### Goal of the exercise
All of the data that follows should be given again exactly, without its images.

### Records shown
########################################
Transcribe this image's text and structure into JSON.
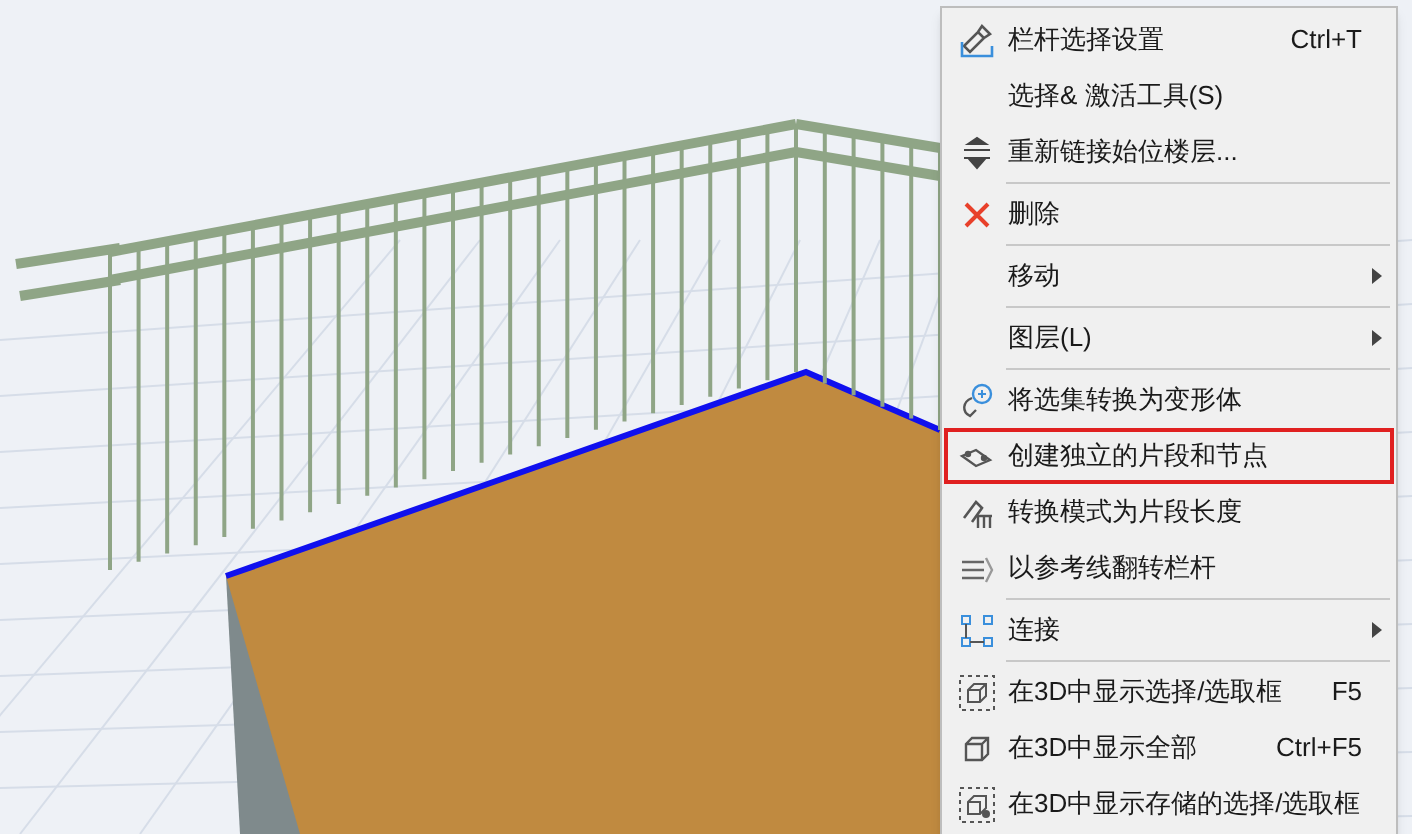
{
  "context_menu": {
    "items": [
      {
        "kind": "item",
        "label": "栏杆选择设置",
        "shortcut": "Ctrl+T",
        "submenu": false,
        "highlighted": false
      },
      {
        "kind": "item",
        "label": "选择& 激活工具(S)",
        "submenu": false,
        "highlighted": false
      },
      {
        "kind": "item",
        "label": "重新链接始位楼层...",
        "submenu": false,
        "highlighted": false
      },
      {
        "kind": "separator"
      },
      {
        "kind": "item",
        "label": "删除",
        "submenu": false,
        "highlighted": false
      },
      {
        "kind": "separator"
      },
      {
        "kind": "item",
        "label": "移动",
        "submenu": true,
        "highlighted": false
      },
      {
        "kind": "separator"
      },
      {
        "kind": "item",
        "label": "图层(L)",
        "submenu": true,
        "highlighted": false
      },
      {
        "kind": "separator"
      },
      {
        "kind": "item",
        "label": "将选集转换为变形体",
        "submenu": false,
        "highlighted": false
      },
      {
        "kind": "item",
        "label": "创建独立的片段和节点",
        "submenu": false,
        "highlighted": true
      },
      {
        "kind": "item",
        "label": "转换模式为片段长度",
        "submenu": false,
        "highlighted": false
      },
      {
        "kind": "item",
        "label": "以参考线翻转栏杆",
        "submenu": false,
        "highlighted": false
      },
      {
        "kind": "separator"
      },
      {
        "kind": "item",
        "label": "连接",
        "submenu": true,
        "highlighted": false
      },
      {
        "kind": "separator"
      },
      {
        "kind": "item",
        "label": "在3D中显示选择/选取框",
        "shortcut": "F5",
        "submenu": false,
        "highlighted": false
      },
      {
        "kind": "item",
        "label": "在3D中显示全部",
        "shortcut": "Ctrl+F5",
        "submenu": false,
        "highlighted": false
      },
      {
        "kind": "item",
        "label": "在3D中显示存储的选择/选取框",
        "submenu": false,
        "highlighted": false
      }
    ]
  }
}
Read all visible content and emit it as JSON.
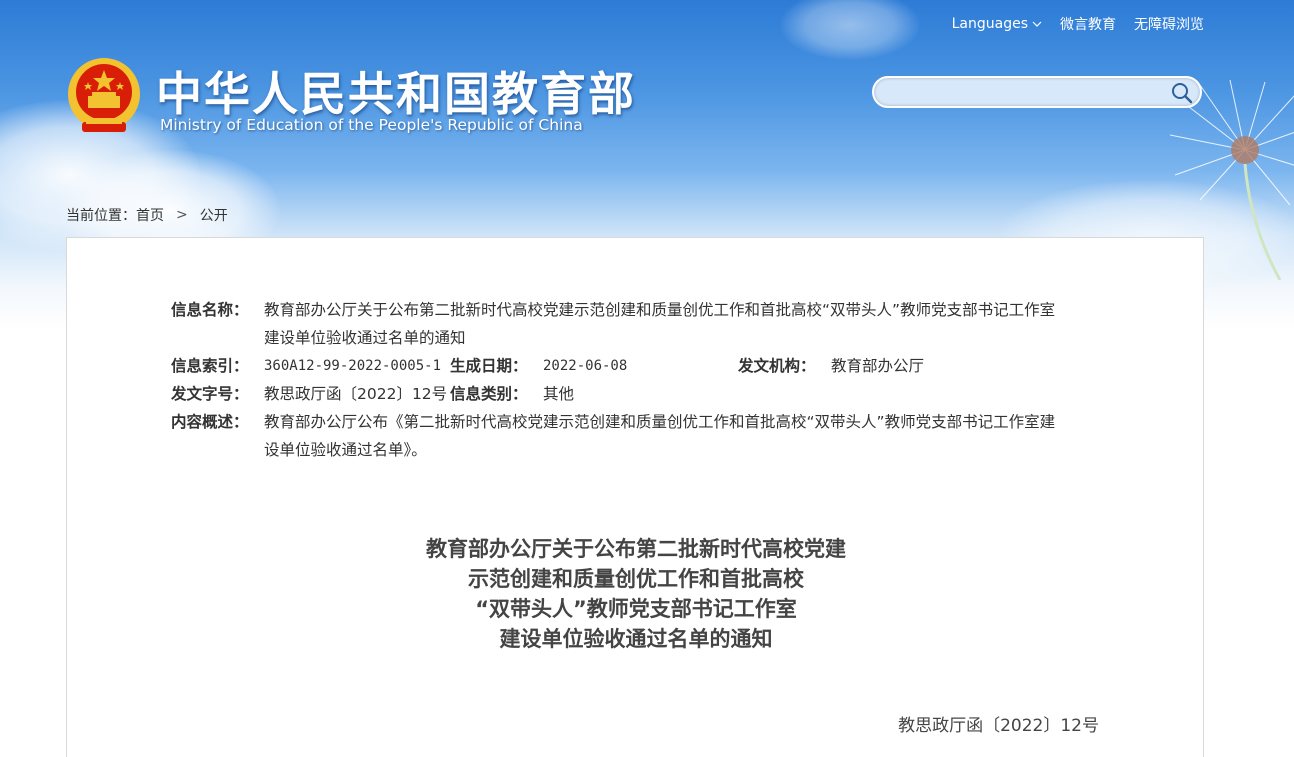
{
  "header": {
    "links": {
      "languages": "Languages",
      "weiyan": "微言教育",
      "accessible": "无障碍浏览"
    },
    "title": "中华人民共和国教育部",
    "subtitle": "Ministry of Education of the People's Republic of China",
    "search": {
      "value": "",
      "placeholder": ""
    }
  },
  "breadcrumb": {
    "prefix": "当前位置：",
    "home": "首页",
    "current": "公开"
  },
  "meta": {
    "name_label": "信息名称：",
    "name_value_line1": "教育部办公厅关于公布第二批新时代高校党建示范创建和质量创优工作和首批高校“双带头人”教师党支部书记工作室",
    "name_value_line2": "建设单位验收通过名单的通知",
    "index_label": "信息索引：",
    "index_value": "360A12-99-2022-0005-1",
    "date_label": "生成日期：",
    "date_value": "2022-06-08",
    "org_label": "发文机构：",
    "org_value": "教育部办公厅",
    "docno_label": "发文字号：",
    "docno_value": "教思政厅函〔2022〕12号",
    "category_label": "信息类别：",
    "category_value": "其他",
    "summary_label": "内容概述：",
    "summary_line1": "教育部办公厅公布《第二批新时代高校党建示范创建和质量创优工作和首批高校“双带头人”教师党支部书记工作室建",
    "summary_line2": "设单位验收通过名单》。"
  },
  "article": {
    "title_lines": [
      "教育部办公厅关于公布第二批新时代高校党建",
      "示范创建和质量创优工作和首批高校",
      "“双带头人”教师党支部书记工作室",
      "建设单位验收通过名单的通知"
    ],
    "doc_no": "教思政厅函〔2022〕12号"
  },
  "colors": {
    "header_blue": "#2d7bd6",
    "emblem_red": "#d81e06",
    "emblem_gold": "#f2c230"
  }
}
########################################
### Your solution
Transcribe this image's text and structure into JSON.
{
  "context_menu": {
    "items": [
      {
        "kind": "item",
        "label": "栏杆选择设置",
        "shortcut": "Ctrl+T",
        "submenu": false,
        "highlighted": false
      },
      {
        "kind": "item",
        "label": "选择& 激活工具(S)",
        "submenu": false,
        "highlighted": false
      },
      {
        "kind": "item",
        "label": "重新链接始位楼层...",
        "submenu": false,
        "highlighted": false
      },
      {
        "kind": "separator"
      },
      {
        "kind": "item",
        "label": "删除",
        "submenu": false,
        "highlighted": false
      },
      {
        "kind": "separator"
      },
      {
        "kind": "item",
        "label": "移动",
        "submenu": true,
        "highlighted": false
      },
      {
        "kind": "separator"
      },
      {
        "kind": "item",
        "label": "图层(L)",
        "submenu": true,
        "highlighted": false
      },
      {
        "kind": "separator"
      },
      {
        "kind": "item",
        "label": "将选集转换为变形体",
        "submenu": false,
        "highlighted": false
      },
      {
        "kind": "item",
        "label": "创建独立的片段和节点",
        "submenu": false,
        "highlighted": true
      },
      {
        "kind": "item",
        "label": "转换模式为片段长度",
        "submenu": false,
        "highlighted": false
      },
      {
        "kind": "item",
        "label": "以参考线翻转栏杆",
        "submenu": false,
        "highlighted": false
      },
      {
        "kind": "separator"
      },
      {
        "kind": "item",
        "label": "连接",
        "submenu": true,
        "highlighted": false
      },
      {
        "kind": "separator"
      },
      {
        "kind": "item",
        "label": "在3D中显示选择/选取框",
        "shortcut": "F5",
        "submenu": false,
        "highlighted": false
      },
      {
        "kind": "item",
        "label": "在3D中显示全部",
        "shortcut": "Ctrl+F5",
        "submenu": false,
        "highlighted": false
      },
      {
        "kind": "item",
        "label": "在3D中显示存储的选择/选取框",
        "submenu": false,
        "highlighted": false
      }
    ]
  }
}
Read all visible content and emit it as JSON.
{
  "header": {
    "links": {
      "languages": "Languages",
      "weiyan": "微言教育",
      "accessible": "无障碍浏览"
    },
    "title": "中华人民共和国教育部",
    "subtitle": "Ministry of Education of the People's Republic of China",
    "search": {
      "value": "",
      "placeholder": ""
    }
  },
  "breadcrumb": {
    "prefix": "当前位置：",
    "home": "首页",
    "current": "公开"
  },
  "meta": {
    "name_label": "信息名称：",
    "name_value_line1": "教育部办公厅关于公布第二批新时代高校党建示范创建和质量创优工作和首批高校“双带头人”教师党支部书记工作室",
    "name_value_line2": "建设单位验收通过名单的通知",
    "index_label": "信息索引：",
    "index_value": "360A12-99-2022-0005-1",
    "date_label": "生成日期：",
    "date_value": "2022-06-08",
    "org_label": "发文机构：",
    "org_value": "教育部办公厅",
    "docno_label": "发文字号：",
    "docno_value": "教思政厅函〔2022〕12号",
    "category_label": "信息类别：",
    "category_value": "其他",
    "summary_label": "内容概述：",
    "summary_line1": "教育部办公厅公布《第二批新时代高校党建示范创建和质量创优工作和首批高校“双带头人”教师党支部书记工作室建",
    "summary_line2": "设单位验收通过名单》。"
  },
  "article": {
    "title_lines": [
      "教育部办公厅关于公布第二批新时代高校党建",
      "示范创建和质量创优工作和首批高校",
      "“双带头人”教师党支部书记工作室",
      "建设单位验收通过名单的通知"
    ],
    "doc_no": "教思政厅函〔2022〕12号"
  },
  "colors": {
    "header_blue": "#2d7bd6",
    "emblem_red": "#d81e06",
    "emblem_gold": "#f2c230"
  }
}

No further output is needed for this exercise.